Only the words of the entries are wanted, repeated exactly and without images.

**Excerpted data:**
────────────────

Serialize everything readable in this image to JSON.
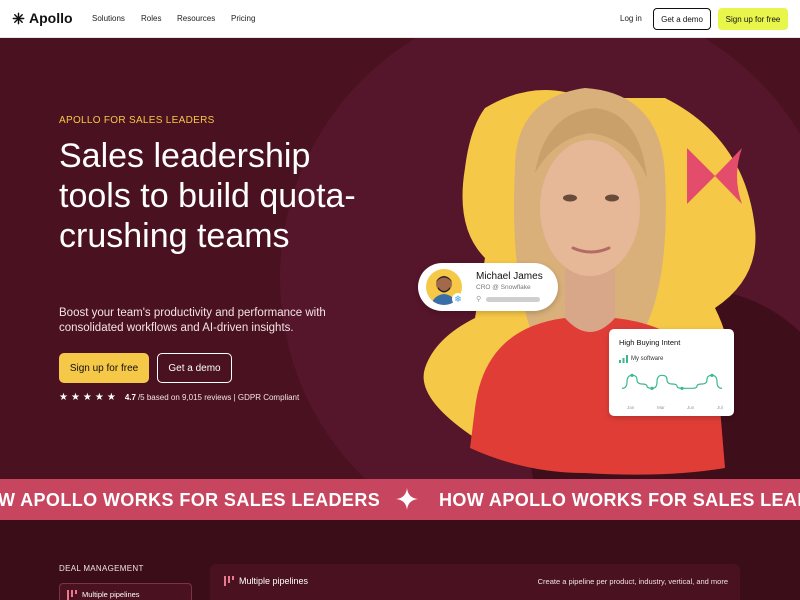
{
  "nav": {
    "logo": "Apollo",
    "items": [
      "Solutions",
      "Roles",
      "Resources",
      "Pricing"
    ],
    "login": "Log in",
    "demo": "Get a demo",
    "signup": "Sign up for free"
  },
  "hero": {
    "eyebrow": "APOLLO FOR SALES LEADERS",
    "headline": "Sales leadership tools to build quota-crushing teams",
    "subtext": "Boost your team's productivity and performance with consolidated workflows and AI-driven insights.",
    "signup": "Sign up for free",
    "demo": "Get a demo",
    "stars": "★★★★★",
    "rating_value": "4.7",
    "rating_rest": "/5 based on 9,015 reviews | GDPR Compliant"
  },
  "person_card": {
    "name": "Michael James",
    "role": "CRO @ Snowflake"
  },
  "intent_card": {
    "title": "High Buying Intent",
    "label": "My software",
    "months": [
      "Jan",
      "Mar",
      "Jun",
      "Jul"
    ],
    "values": [
      2,
      5,
      3,
      2,
      5,
      3,
      2,
      2,
      3,
      5,
      2
    ]
  },
  "marquee": {
    "left": "W APOLLO WORKS FOR SALES LEADERS",
    "right": "HOW APOLLO WORKS FOR SALES LEAD"
  },
  "deal": {
    "section_label": "DEAL MANAGEMENT",
    "tab_label": "Multiple pipelines",
    "panel_title": "Multiple pipelines",
    "panel_desc": "Create a pipeline per product, industry, vertical, and more"
  },
  "colors": {
    "hero_bg": "#4a1120",
    "accent_yellow": "#f6c847",
    "nav_signup": "#e8f54a",
    "marquee": "#c7455f"
  }
}
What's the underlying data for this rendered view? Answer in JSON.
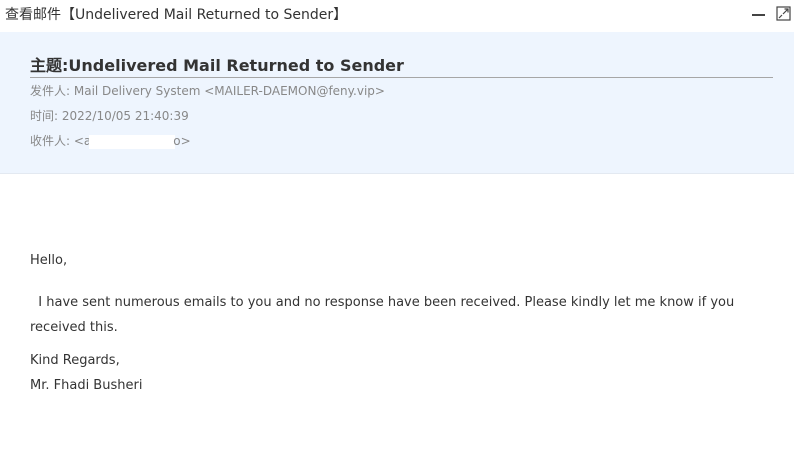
{
  "window": {
    "title": "查看邮件【Undelivered Mail Returned to Sender】",
    "minimize_icon": "minimize-icon",
    "maximize_icon": "maximize-icon"
  },
  "header": {
    "subject_label": "主题:",
    "subject": "Undelivered Mail Returned to Sender",
    "from_label": "发件人: ",
    "from_value": "Mail Delivery System <MAILER-DAEMON@feny.vip>",
    "time_label": "时间: ",
    "time_value": "2022/10/05 21:40:39",
    "to_label": "收件人: ",
    "to_prefix": "<a",
    "to_suffix": "o>"
  },
  "body": {
    "greeting": "Hello,",
    "paragraph": "  I have sent numerous emails to you and no response have been received. Please kindly let me know if you received this.",
    "closing": "Kind Regards,",
    "signer": "Mr. Fhadi Busheri"
  },
  "colors": {
    "header_bg": "#eef5fe",
    "text": "#333333",
    "meta_text": "#888888"
  }
}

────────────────

**Output of the task:**
Serialize everything readable in this image to JSON.
{
  "nav": {
    "logo": "Apollo",
    "items": [
      "Solutions",
      "Roles",
      "Resources",
      "Pricing"
    ],
    "login": "Log in",
    "demo": "Get a demo",
    "signup": "Sign up for free"
  },
  "hero": {
    "eyebrow": "APOLLO FOR SALES LEADERS",
    "headline": "Sales leadership tools to build quota-crushing teams",
    "subtext": "Boost your team's productivity and performance with consolidated workflows and AI-driven insights.",
    "signup": "Sign up for free",
    "demo": "Get a demo",
    "stars": "★★★★★",
    "rating_value": "4.7",
    "rating_rest": "/5 based on 9,015 reviews | GDPR Compliant"
  },
  "person_card": {
    "name": "Michael James",
    "role": "CRO @ Snowflake"
  },
  "intent_card": {
    "title": "High Buying Intent",
    "label": "My software",
    "months": [
      "Jan",
      "Mar",
      "Jun",
      "Jul"
    ],
    "values": [
      2,
      5,
      3,
      2,
      5,
      3,
      2,
      2,
      3,
      5,
      2
    ]
  },
  "marquee": {
    "left": "W APOLLO WORKS FOR SALES LEADERS",
    "right": "HOW APOLLO WORKS FOR SALES LEAD"
  },
  "deal": {
    "section_label": "DEAL MANAGEMENT",
    "tab_label": "Multiple pipelines",
    "panel_title": "Multiple pipelines",
    "panel_desc": "Create a pipeline per product, industry, vertical, and more"
  },
  "colors": {
    "hero_bg": "#4a1120",
    "accent_yellow": "#f6c847",
    "nav_signup": "#e8f54a",
    "marquee": "#c7455f"
  }
}
What's the underlying data for this rendered view? Answer in JSON.
{
  "window": {
    "title": "查看邮件【Undelivered Mail Returned to Sender】",
    "minimize_icon": "minimize-icon",
    "maximize_icon": "maximize-icon"
  },
  "header": {
    "subject_label": "主题:",
    "subject": "Undelivered Mail Returned to Sender",
    "from_label": "发件人: ",
    "from_value": "Mail Delivery System <MAILER-DAEMON@feny.vip>",
    "time_label": "时间: ",
    "time_value": "2022/10/05 21:40:39",
    "to_label": "收件人: ",
    "to_prefix": "<a",
    "to_suffix": "o>"
  },
  "body": {
    "greeting": "Hello,",
    "paragraph": "  I have sent numerous emails to you and no response have been received. Please kindly let me know if you received this.",
    "closing": "Kind Regards,",
    "signer": "Mr. Fhadi Busheri"
  },
  "colors": {
    "header_bg": "#eef5fe",
    "text": "#333333",
    "meta_text": "#888888"
  }
}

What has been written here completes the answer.